A morbid truth that we all face when choosing to serve the community as law enforcement officers is the chance that we will be called to a catastrophic event. Most likely it will come without warning or convenience and it will steal innocent life.
What I call The Big One could be a natural disaster such as a tornado, blizzard, flood or earthquake; or a plane may fall from the sky crashing into a neighborhood. Of course we have to always be mindful of the possibility of a terrorist attack.
For the purposes of this article we will focus on the natural disaster. Depending on what we are dealing with, such as a wildfire or tropical storm, we can expect some form of chaos. Power outages, fire outbreaks, loss of communication systems and sadly loss of life are all part of the many things we have to address when responding to a natural disaster. Our rescue or response efforts become even more taxing when these emergencies stretch into the dark.
When the false sense of security lights and electricity are gone, people become anxious and fearful and panic is often the case. Criminals and gangs begin to seize the opportunity to rob, loot and in some cases kill. The 911 system fails, emergency response is delayed and communications are out. Lucky you, your shift has just begun.
Obviously planning and preparation for these events should have already been done. A thermal imager (TI) should be on the list of equipment to assist you in these complex situations. Remember, if your department has a thermal imager and you don't have it with you when The Big One comes, you are limited. A thermal imager is essential gear that needs to be available for boots on the ground and eyes on the scene.
When these disasters kick off, we hope for and usually get a huge emergency response. Thermal imagers can help defeat all those walls of light that emergency vehicles add to the confusion of a big scene. All the lights, fire, smoke or debris can really confuse us. It's like trying to hear a phone at a rock concert. So in light or at night a TI will always help paint a bigger picture for our scene size-up.
Having a TI helps us organize our response from the outside in. Directing responding assists or finding missing people or victims can be greatly advanced when using your TI. It's always good to use it like you are peeling an onion - from the outside in. What I mean by that is to look at things from big to small.

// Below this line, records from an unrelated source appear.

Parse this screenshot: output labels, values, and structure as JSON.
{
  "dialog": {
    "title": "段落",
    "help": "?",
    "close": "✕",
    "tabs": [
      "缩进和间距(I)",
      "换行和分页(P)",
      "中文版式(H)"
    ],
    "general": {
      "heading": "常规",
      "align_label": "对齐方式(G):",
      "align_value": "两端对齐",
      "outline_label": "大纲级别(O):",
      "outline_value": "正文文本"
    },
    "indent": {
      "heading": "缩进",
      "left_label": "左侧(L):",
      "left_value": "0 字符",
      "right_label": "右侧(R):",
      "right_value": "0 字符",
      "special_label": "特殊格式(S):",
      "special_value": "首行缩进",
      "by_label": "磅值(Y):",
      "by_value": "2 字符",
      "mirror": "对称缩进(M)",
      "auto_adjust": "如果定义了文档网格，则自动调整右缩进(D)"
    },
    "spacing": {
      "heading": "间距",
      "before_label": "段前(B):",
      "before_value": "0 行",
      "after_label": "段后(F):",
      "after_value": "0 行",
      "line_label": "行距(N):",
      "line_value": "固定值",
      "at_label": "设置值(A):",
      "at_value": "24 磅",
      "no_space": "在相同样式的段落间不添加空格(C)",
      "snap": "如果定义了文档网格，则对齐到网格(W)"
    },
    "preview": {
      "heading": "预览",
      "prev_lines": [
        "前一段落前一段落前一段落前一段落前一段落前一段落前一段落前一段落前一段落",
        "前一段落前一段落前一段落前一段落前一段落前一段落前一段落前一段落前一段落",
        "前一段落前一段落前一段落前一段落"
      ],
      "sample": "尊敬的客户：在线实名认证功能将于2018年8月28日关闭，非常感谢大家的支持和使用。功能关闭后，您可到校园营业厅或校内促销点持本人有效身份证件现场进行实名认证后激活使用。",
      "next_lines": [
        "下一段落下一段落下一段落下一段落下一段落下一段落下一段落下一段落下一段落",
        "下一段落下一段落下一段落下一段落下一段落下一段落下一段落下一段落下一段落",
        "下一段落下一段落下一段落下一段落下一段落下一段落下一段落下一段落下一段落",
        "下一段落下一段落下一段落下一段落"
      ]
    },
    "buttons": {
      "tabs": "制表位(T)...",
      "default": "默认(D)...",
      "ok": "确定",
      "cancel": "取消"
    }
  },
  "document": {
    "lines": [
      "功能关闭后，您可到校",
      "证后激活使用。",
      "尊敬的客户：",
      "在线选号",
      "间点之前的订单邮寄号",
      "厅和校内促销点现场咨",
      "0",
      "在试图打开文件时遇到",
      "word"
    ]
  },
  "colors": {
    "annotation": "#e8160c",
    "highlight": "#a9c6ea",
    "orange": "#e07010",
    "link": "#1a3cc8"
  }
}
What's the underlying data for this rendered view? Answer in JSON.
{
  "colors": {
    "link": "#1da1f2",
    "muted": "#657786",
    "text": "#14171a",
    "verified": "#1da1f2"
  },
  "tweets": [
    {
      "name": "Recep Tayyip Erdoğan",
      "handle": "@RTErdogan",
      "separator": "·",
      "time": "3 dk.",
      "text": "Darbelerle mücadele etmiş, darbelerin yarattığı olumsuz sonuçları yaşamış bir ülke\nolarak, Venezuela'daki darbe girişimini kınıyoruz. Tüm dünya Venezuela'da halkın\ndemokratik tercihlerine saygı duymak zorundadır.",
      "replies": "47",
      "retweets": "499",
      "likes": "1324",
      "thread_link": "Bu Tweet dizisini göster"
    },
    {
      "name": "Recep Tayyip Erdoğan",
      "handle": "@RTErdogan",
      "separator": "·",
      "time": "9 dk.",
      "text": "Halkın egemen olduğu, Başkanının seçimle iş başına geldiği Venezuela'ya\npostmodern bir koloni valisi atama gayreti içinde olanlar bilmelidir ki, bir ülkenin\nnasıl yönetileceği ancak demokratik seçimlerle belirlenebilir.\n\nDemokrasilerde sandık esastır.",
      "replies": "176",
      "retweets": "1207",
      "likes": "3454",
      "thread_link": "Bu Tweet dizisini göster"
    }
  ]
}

Get a picture of the whole scene from the advantage of a TI. Then use it as you move in to deal with the many hazards, rescues and searches that you will be doing.
Having discussed being prepared for natural disasters and working toward integrating thermal imagery into our response we now need to talk about further integration of TI into your crisis preparation and planning for natural and manmade disasters.
First, understand that if you don't have your thermal imager or any other essential equipment with you when The Big One comes, then you might as well not own it. How useful is a thermal imager if it's locked in your supervisor's office or in a locker? We tend to forget the benefit of our gear when it's not readily available while we are responding to an emergency.
Let's use a natural disaster like Hurricane Katrina as an example. Using a thermal imager (TI) could have been extremely useful in locating victims or finding safe ways in and out of dangerous zones. Because a thermal imager is not affected by outside elements like lights or night vision, a TI gives us the ability to see through driving rains, blowing debris, or fog. During our initial response to such storms, thermal imagers can help us navigate in and out of dangerous zones. Using a TI with a zoom feature allows us to see down streets for downed trees, power lines or other hazards that may be blocking our way.
Once we have located safe routes, a TI can help us with rescue efforts at all levels. We can identify collapsed structures or structures that are unstable; structural cracks that are forming; and buildings that are smoldering or on fire. When smoke is present during a disaster, there is usually confusion. A TI is able to see through the smoke and help us locate victims.
Other TI uses for identifying victims in a disaster include locating people who are in trees or on rooftops and victims that are trapped or buried in rubble. A TI also helps us plan and navigate through dangerous territory avoiding cables and shards of sharp glass or metal that could injure us. In some extreme cases we may only have the ability to navigate to certain areas by watercraft because of flooding. In dangerous weather conditions, navigating a boat can be very difficult. By placing a TI in the front of the boat and using its powerful eyes, we can navigate safely even in fog or heavy rains.
I encourage you to consider the use of thermal imaging in your prep plans for these types of disasters.